[Records contained in a dataset]
# # # #
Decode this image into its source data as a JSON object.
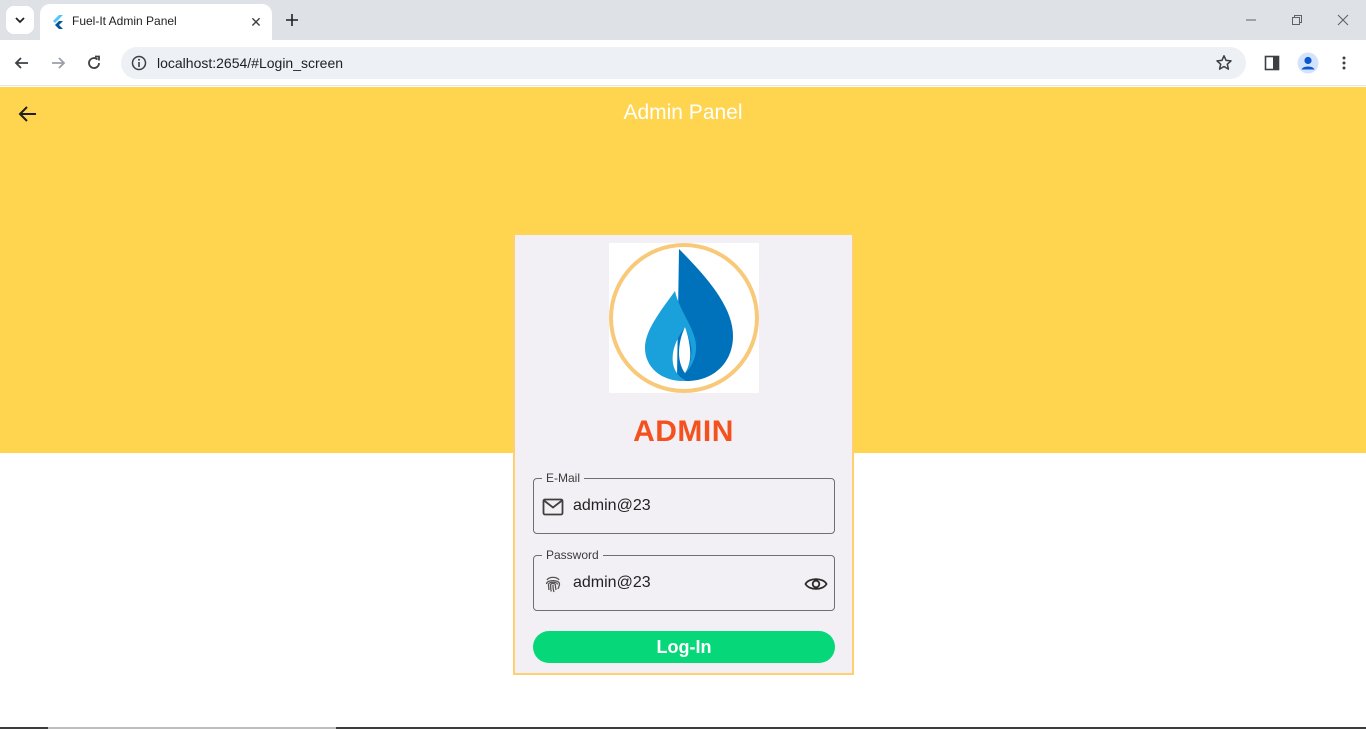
{
  "browser": {
    "tab_title": "Fuel-It Admin Panel",
    "url": "localhost:2654/#Login_screen"
  },
  "app": {
    "title": "Admin Panel",
    "admin_label": "ADMIN",
    "email": {
      "label": "E-Mail",
      "value": "admin@23"
    },
    "password": {
      "label": "Password",
      "value": "admin@23"
    },
    "login_button": "Log-In"
  },
  "colors": {
    "accent": "#ffd54f",
    "admin_label": "#f4511e",
    "login_button": "#06d87a",
    "logo_ring": "#f9c97a",
    "logo_drop": "#0072bc"
  }
}
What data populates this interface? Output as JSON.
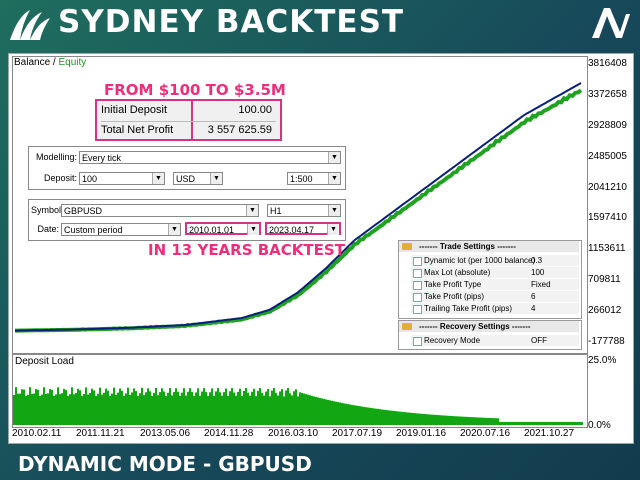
{
  "banner": {
    "title": "SYDNEY BACKTEST",
    "footer": "DYNAMIC MODE - GBPUSD"
  },
  "headline": {
    "top": "FROM $100 TO $3.5M",
    "middle": "IN 13 YEARS BACKTEST"
  },
  "legend": {
    "balance": "Balance",
    "sep": " / ",
    "equity": "Equity"
  },
  "deposit_box": {
    "initial_label": "Initial Deposit",
    "initial_value": "100.00",
    "profit_label": "Total Net Profit",
    "profit_value": "3 557 625.59"
  },
  "settings1": {
    "modelling_label": "Modelling:",
    "modelling_value": "Every tick",
    "deposit_label": "Deposit:",
    "deposit_value": "100",
    "currency": "USD",
    "leverage": "1:500"
  },
  "settings2": {
    "symbol_label": "Symbol:",
    "symbol_value": "GBPUSD",
    "timeframe": "H1",
    "date_label": "Date:",
    "date_mode": "Custom period",
    "date_from": "2010.01.01",
    "date_to": "2023.04.17"
  },
  "trade_settings": {
    "title": "------- Trade Settings -------",
    "items": [
      {
        "name": "Dynamic lot (per 1000 balance)",
        "value": "0.3"
      },
      {
        "name": "Max Lot (absolute)",
        "value": "100"
      },
      {
        "name": "Take Profit Type",
        "value": "Fixed"
      },
      {
        "name": "Take Profit (pips)",
        "value": "6"
      },
      {
        "name": "Trailing Take Profit (pips)",
        "value": "4"
      }
    ]
  },
  "recovery_settings": {
    "title": "------- Recovery Settings -------",
    "items": [
      {
        "name": "Recovery Mode",
        "value": "OFF"
      }
    ]
  },
  "load": {
    "label": "Deposit Load",
    "max": "25.0%",
    "min": "0.0%"
  },
  "colors": {
    "balance": "#0a1f7a",
    "equity": "#1fa31f",
    "accent": "#ee2d7b",
    "load": "#12a612"
  },
  "chart_data": {
    "type": "line",
    "y_ticks": [
      "3816408",
      "3372658",
      "2928809",
      "2485005",
      "2041210",
      "1597410",
      "1153611",
      "709811",
      "266012",
      "-177788"
    ],
    "x_ticks": [
      "2010.02.11",
      "2011.11.21",
      "2013.05.06",
      "2014.11.28",
      "2016.03.10",
      "2017.07.19",
      "2019.01.16",
      "2020.07.16",
      "2021.10.27"
    ],
    "ylim": [
      -177788,
      3816408
    ],
    "series": [
      {
        "name": "Balance",
        "x": [
          0,
          0.1,
          0.2,
          0.3,
          0.4,
          0.45,
          0.5,
          0.55,
          0.6,
          0.7,
          0.8,
          0.9,
          1.0
        ],
        "y": [
          100,
          15000,
          40000,
          80000,
          180000,
          300000,
          550000,
          900000,
          1300000,
          1900000,
          2500000,
          3100000,
          3557725
        ]
      },
      {
        "name": "Equity",
        "x": [
          0,
          0.1,
          0.2,
          0.3,
          0.4,
          0.45,
          0.5,
          0.55,
          0.6,
          0.7,
          0.8,
          0.9,
          1.0
        ],
        "y": [
          100,
          14000,
          38000,
          76000,
          170000,
          285000,
          520000,
          860000,
          1250000,
          1840000,
          2430000,
          3020000,
          3480000
        ]
      }
    ]
  }
}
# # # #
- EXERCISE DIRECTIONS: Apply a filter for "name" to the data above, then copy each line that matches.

- COMPLETED EXERCISE:
        "name": "Dynamic lot (per 1000 balance)",
        "name": "Max Lot (absolute)",
        "name": "Take Profit Type",
        "name": "Take Profit (pips)",
        "name": "Trailing Take Profit (pips)",
        "name": "Recovery Mode",
        "name": "Balance",
        "name": "Equity",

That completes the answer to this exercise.